I asked the surgeon what type of pain control there would be for me since I couldn't take the stuff they usually use.  He said, "Advil.  800mg three times a day."  That's it.  It gave me pause, that's for sure, and I am so glad that Linda the Chicken Lady is here for a visit and will be helping me through the first days after the surgery, much as she did after my car accident a year or so ago.

The surgeon's office sent me all the pre-surgery stuff last week.  I don't drink very much at all any more.  But, when I read it, I told one of my friends, "I could use a Pearblossom martini from Gibson's right about now . . ." I know that the pre-surgery instructions and info are generic in nature and they cover way more traumatic surgeries than mine will be, but it's startling to read the part about narcotic pain killers (which I can't take) and how you need to start taking them right away (which I can't) so you can stay ahead of the pain because you don't know when the nerve block will wear off (oh joy . . . ).

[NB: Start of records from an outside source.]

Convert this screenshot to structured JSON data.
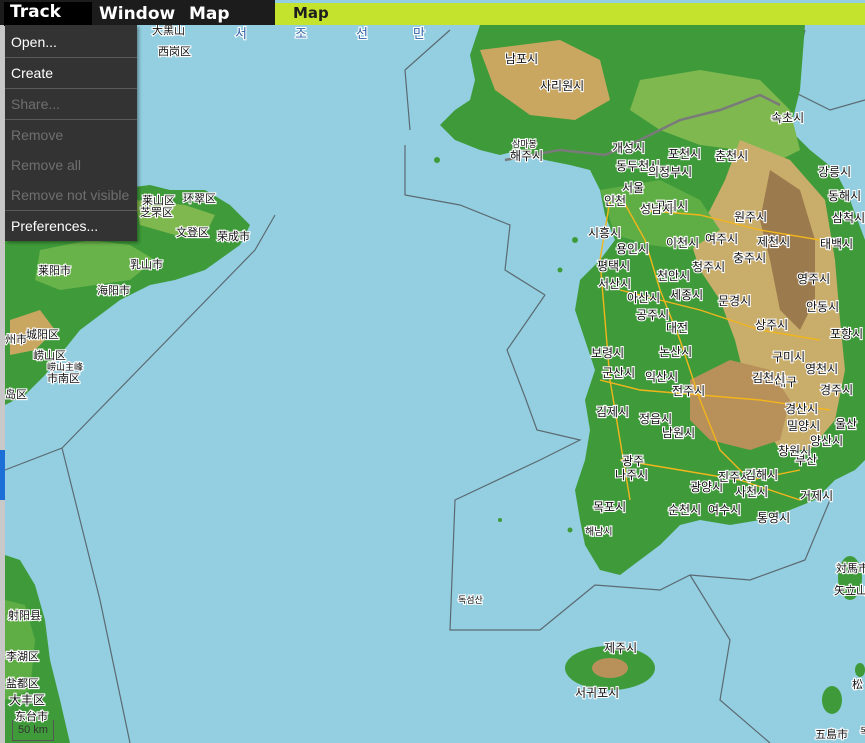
{
  "menubar": {
    "track": "Track",
    "window": "Window",
    "map": "Map"
  },
  "map_header": {
    "label": "Map"
  },
  "track_menu": {
    "items": [
      {
        "label": "Open...",
        "enabled": true
      },
      {
        "label": "Create",
        "enabled": true
      },
      {
        "label": "Share...",
        "enabled": false
      },
      {
        "label": "Remove",
        "enabled": false
      },
      {
        "label": "Remove all",
        "enabled": false
      },
      {
        "label": "Remove not visible",
        "enabled": false
      },
      {
        "label": "Preferences...",
        "enabled": true
      }
    ]
  },
  "map": {
    "scale": "50 km",
    "annotation_color": "#e01b1b",
    "colors": {
      "sea": "#93cfe0",
      "lowland": "#3f9b3a",
      "hills": "#d8c07a",
      "mountains": "#9b7a4e",
      "roads": "#f2b51c",
      "borders": "#555555"
    },
    "labels": {
      "sea": [
        "서",
        "조",
        "선",
        "만"
      ],
      "china": [
        "西岗区",
        "大黑山",
        "莱山区",
        "环翠区",
        "芝罘区",
        "文登区",
        "荣成市",
        "莱阳市",
        "乳山市",
        "海阳市",
        "州市",
        "城阳区",
        "崂山区",
        "崂山主峰",
        "市南区",
        "岛区",
        "射阳县",
        "李湖区",
        "盐都区",
        "大丰区",
        "东台市"
      ],
      "north_korea": [
        "남포시",
        "사리원시",
        "해주시",
        "개성시",
        "삼마봉"
      ],
      "south_korea": [
        "인천",
        "서울",
        "시흥시",
        "용인시",
        "평택시",
        "춘천시",
        "포천시",
        "동두천시",
        "의정부시",
        "구리시",
        "성남시",
        "이천시",
        "여주시",
        "원주시",
        "제천시",
        "충주시",
        "천안시",
        "아산시",
        "서산시",
        "공주시",
        "대전",
        "보령시",
        "논산시",
        "군산시",
        "익산시",
        "전주시",
        "김제시",
        "정읍시",
        "남원시",
        "광주",
        "나주시",
        "목포시",
        "해남시",
        "순천시",
        "광양시",
        "여수시",
        "진주시",
        "사천시",
        "김해시",
        "부산",
        "울산",
        "거제시",
        "통영시",
        "창원시",
        "대구",
        "경산시",
        "영천시",
        "경주시",
        "포항시",
        "구미시",
        "김천시",
        "상주시",
        "문경시",
        "안동시",
        "영주시",
        "강릉시",
        "동해시",
        "삼척시",
        "속초시",
        "태백시",
        "밀양시",
        "양산시",
        "청주시",
        "세종시",
        "제주시",
        "서귀포시",
        "독도",
        "독섬산"
      ],
      "japan": [
        "対馬市",
        "矢立山",
        "五島市",
        "松"
      ]
    }
  }
}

My friend Michelle commented awhile ago that due to her insurance deductible she would have cut bait.  I'm still thinking about cutting bait, Michelle!  But my shoulder doesn't work, and I'm pretty active - waiting for two years for it to resolve itself doesn't seem a good choice for me.  I met my deductible pretty quickly this year thanks to the MRI I had to have for this shoulder (that was spendy).  In fact, with all the PT and other general doctor visits and drug stuff, I'm already within a few hundred dollars of my Out of Pocket Maximum for this year and it's not even July yet.  Once I reach that max, everything is covered at 100% for the rest of the year. I'll reach it with the shoulder surgery.

Part of my brain keeps thinking that I'm getting better even as I move my shoulder less and less.  Thankfully my left shoulder has not progressed - I'm hoping it won't.

And this morning I'm finishing up the "split prep" for my colonoscopy scheduled for right around lunchtime.  Oh joy.  :-D  Seriously, the prep was not all that bad.  Last time I had the pills, and this time I had something called Prepopik.  The glop wasn't glop and it tasted lemony.  Really wasn't bad at all, so that was a relief.  My bum is a little sore, though  ;-)

I'll let you know how it all goes . . .